For all that Halo: Combat Evolved is cast as the defining release on the original Xbox (and rightly so) there was another title that, for some, was a greater embodiment of the hardware. Oddworld: Stranger’s Wrath was a unique melding of genres and while it might have suffered from poor sales, it has become a cult favourite with those who were brave enough to pick up a copy. Now that the age of the HD remake is well and truly upon us, it seems only fitting that it should be given another chance, a view shared by Just Add Water as they release Stranger’s Wrath HD for the PlayStation Network.
A mixture of third person exploration and first person shooting, Stranger’s Wrath HD tells the story of The Stranger, a shadowy, gravel-voiced character that prefers to let his actions do the talking. Armed with his trusty and unique crossbow, he roams the plains to collect the bounties on the various bad guys littering this Spaghetti Western inspired world. There’s a reason The Stranger is looking to acquire so much money (or moolah to use the parlance of the game) and the reveal provides a nice twist that it would be remiss of this reviewer to spoil for those who haven’t already played the game.
There’s a distinct feel to proceedings within Stranger’s Wrath HD, one which encompasses every aspect of the game. The world teems with settlements that are populated by chicken-like creatures called Clakkerz, talking in a southern drawl but inflected with very British phrases such as “piss off!” if you hurt them in any way. Then there’s the way the Stranger regenerates health, performed by beating his chest ala King Kong, offering the games own unique spin on the recharging health mechanic. Even “bagging” bounties is different, as they’re sucked up in a vacuum-style motion. Its a surreal experience but, when a game has the word Odd in the title, it would be disappointing if it didn’t live up to the billing. More importantly this surreal take on things actually makes it charming and the kind of irresistible world you want to invest your time in.
The biggest surprise for those who haven’t played before will be how the game handles first person shooting. Armed with a crossbow that can fire two types of ammo at the same time, they aren’t conventional bullets but live “critters” that have to be gathered along the way. Needing to harvest ammunition instead of blithely picking it up was always one of the more unique aspects of Stranger’s Wrath, and even to this day it still stands out. From Thudslugs which dole out heavy damage but have a long reload time, Boombats which cause massive explosions, or the adorable Chippunks which cause enemies to throw up, there is a plethora to choose from. The player has an infinite supply of Zappflies so they’re never left without the ability to retaliate against enemies, but the more specialist items are drip fed so as to not overwhelm or indeed overpower the player.

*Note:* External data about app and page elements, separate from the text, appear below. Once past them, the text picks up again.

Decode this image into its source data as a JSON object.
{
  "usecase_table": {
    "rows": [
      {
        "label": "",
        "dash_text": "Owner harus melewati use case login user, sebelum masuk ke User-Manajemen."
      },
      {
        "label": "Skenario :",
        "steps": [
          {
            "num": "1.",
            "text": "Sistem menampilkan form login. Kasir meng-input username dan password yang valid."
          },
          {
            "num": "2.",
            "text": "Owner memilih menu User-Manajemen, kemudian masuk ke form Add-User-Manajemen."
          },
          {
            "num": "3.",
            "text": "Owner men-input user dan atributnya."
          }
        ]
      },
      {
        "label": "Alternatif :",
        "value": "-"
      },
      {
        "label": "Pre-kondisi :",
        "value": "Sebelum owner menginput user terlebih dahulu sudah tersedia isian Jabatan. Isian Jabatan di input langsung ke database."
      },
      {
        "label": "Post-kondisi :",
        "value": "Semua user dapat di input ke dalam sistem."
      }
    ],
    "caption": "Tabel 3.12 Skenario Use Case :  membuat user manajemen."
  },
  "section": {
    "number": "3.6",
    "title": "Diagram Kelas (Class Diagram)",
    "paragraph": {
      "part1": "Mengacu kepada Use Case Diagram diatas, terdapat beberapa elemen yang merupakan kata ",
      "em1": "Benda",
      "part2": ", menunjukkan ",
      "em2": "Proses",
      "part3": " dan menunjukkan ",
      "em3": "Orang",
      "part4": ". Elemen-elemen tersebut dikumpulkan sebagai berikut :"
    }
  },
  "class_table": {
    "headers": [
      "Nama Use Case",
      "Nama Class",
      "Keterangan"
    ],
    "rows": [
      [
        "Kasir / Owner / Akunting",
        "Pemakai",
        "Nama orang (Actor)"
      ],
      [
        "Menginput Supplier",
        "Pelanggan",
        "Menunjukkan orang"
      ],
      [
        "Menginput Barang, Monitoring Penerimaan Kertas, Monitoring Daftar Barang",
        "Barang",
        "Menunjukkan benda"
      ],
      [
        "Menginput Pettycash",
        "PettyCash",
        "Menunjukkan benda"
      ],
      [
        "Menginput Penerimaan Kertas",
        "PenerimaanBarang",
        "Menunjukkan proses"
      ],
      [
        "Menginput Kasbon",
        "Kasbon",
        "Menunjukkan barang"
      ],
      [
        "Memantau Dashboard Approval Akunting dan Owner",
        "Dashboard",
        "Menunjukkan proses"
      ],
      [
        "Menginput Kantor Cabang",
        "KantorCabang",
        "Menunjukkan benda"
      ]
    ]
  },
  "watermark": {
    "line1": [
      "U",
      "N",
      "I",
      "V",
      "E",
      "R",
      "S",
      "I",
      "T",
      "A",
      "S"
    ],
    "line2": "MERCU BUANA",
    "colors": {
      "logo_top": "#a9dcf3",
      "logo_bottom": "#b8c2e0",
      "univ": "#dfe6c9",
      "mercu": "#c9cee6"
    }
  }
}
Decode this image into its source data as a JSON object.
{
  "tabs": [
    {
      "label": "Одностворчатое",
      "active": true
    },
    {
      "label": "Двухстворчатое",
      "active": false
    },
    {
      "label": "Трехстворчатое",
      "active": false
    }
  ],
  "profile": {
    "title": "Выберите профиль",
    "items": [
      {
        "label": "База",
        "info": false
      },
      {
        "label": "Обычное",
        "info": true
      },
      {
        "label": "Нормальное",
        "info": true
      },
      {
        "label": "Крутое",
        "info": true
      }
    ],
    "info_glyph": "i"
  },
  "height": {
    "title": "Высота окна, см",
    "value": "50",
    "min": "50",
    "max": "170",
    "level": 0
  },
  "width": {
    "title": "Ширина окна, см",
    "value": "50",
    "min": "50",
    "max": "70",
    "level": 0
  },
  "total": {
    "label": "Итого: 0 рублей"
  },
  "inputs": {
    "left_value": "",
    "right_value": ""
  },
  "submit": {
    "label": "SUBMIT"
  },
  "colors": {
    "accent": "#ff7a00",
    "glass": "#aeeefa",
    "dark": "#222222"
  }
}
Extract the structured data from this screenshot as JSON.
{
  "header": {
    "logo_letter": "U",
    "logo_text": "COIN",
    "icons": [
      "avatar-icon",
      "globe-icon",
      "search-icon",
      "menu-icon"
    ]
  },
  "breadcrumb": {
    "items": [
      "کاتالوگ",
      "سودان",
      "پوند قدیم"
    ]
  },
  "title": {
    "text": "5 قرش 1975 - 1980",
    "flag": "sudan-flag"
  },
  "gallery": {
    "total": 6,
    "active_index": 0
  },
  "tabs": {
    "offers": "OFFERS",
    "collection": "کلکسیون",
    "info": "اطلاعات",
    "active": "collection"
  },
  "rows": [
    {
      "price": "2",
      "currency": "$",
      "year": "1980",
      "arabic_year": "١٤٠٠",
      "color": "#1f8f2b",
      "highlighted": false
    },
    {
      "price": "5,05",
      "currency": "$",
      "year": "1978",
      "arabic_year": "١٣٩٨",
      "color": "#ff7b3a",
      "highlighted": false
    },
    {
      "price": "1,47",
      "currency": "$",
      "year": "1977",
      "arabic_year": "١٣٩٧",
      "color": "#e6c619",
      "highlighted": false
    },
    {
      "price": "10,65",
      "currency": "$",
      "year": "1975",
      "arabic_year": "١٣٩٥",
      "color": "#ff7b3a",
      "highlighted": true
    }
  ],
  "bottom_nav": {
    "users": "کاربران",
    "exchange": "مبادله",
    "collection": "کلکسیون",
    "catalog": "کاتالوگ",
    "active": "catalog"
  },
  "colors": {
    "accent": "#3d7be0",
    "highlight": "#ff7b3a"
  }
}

In the age where the Call of Duty series reigns supreme, things like the ammo and setting make the approach in Stranger’s Wrath feel even more fresh and entertaining than it did all those years ago. Undoubtedly something of a testament to the original release being ahead of its time.
While the narrative gently guides the player along a path to a point, there is flexibility in how they can tackle each subsequent bounty and in an order that the player feels most comfortable. It’s undeniably one of the strengths of Stranger’s Wrath. Sneaking into compounds by laying traps to distract guards is a legitimate tactic which works just as well as proceeding in with all guns blazing, but the flexibility to mix things up is what sets it apart. While it can feel as if it becomes a succession of increasingly difficult boss fights on times, it manages to hold the players interest as they look to resolve the storyline and start to care about how it ends.
There is little in the way of modern day concessions for those used to being led by the hand and it’s refreshing that for this update, Just Add Water has refrained from adding anything in the way of quick warps back to towns. Allowing the player to find their own way back, exploring the scenery, is half the experience in Stranger’s Wrath, the journey being as just as important as the final destination.
The original was always a gorgeous game to look at and this HD update retains this. There’s some eye-catching scenery in places and the look and style has made the transition to High Definition seamlessly. Finding that the interiors of buildings still have nothing inside is a bit strange (no-pun intended) but it ends up a somewhat reassuring feeling, testament to Just Add Water for preserving the original release in all the right ways, without the need to focus on things that weren’t important.
It’s easy to be fatigued by the near ceaseless slew of HD remakes that have cropped up recently, especially when some of them haven’t made the grade. Stranger’s Wrath HD does it properly by taking an already exceptional game, retaining what made it so compelling in the first place and merely tweaking here and there. It’s all the better for it, making this a must-play title for fans of the original release and a fantastic introduction to the Oddworld series for those who might have missed them completely.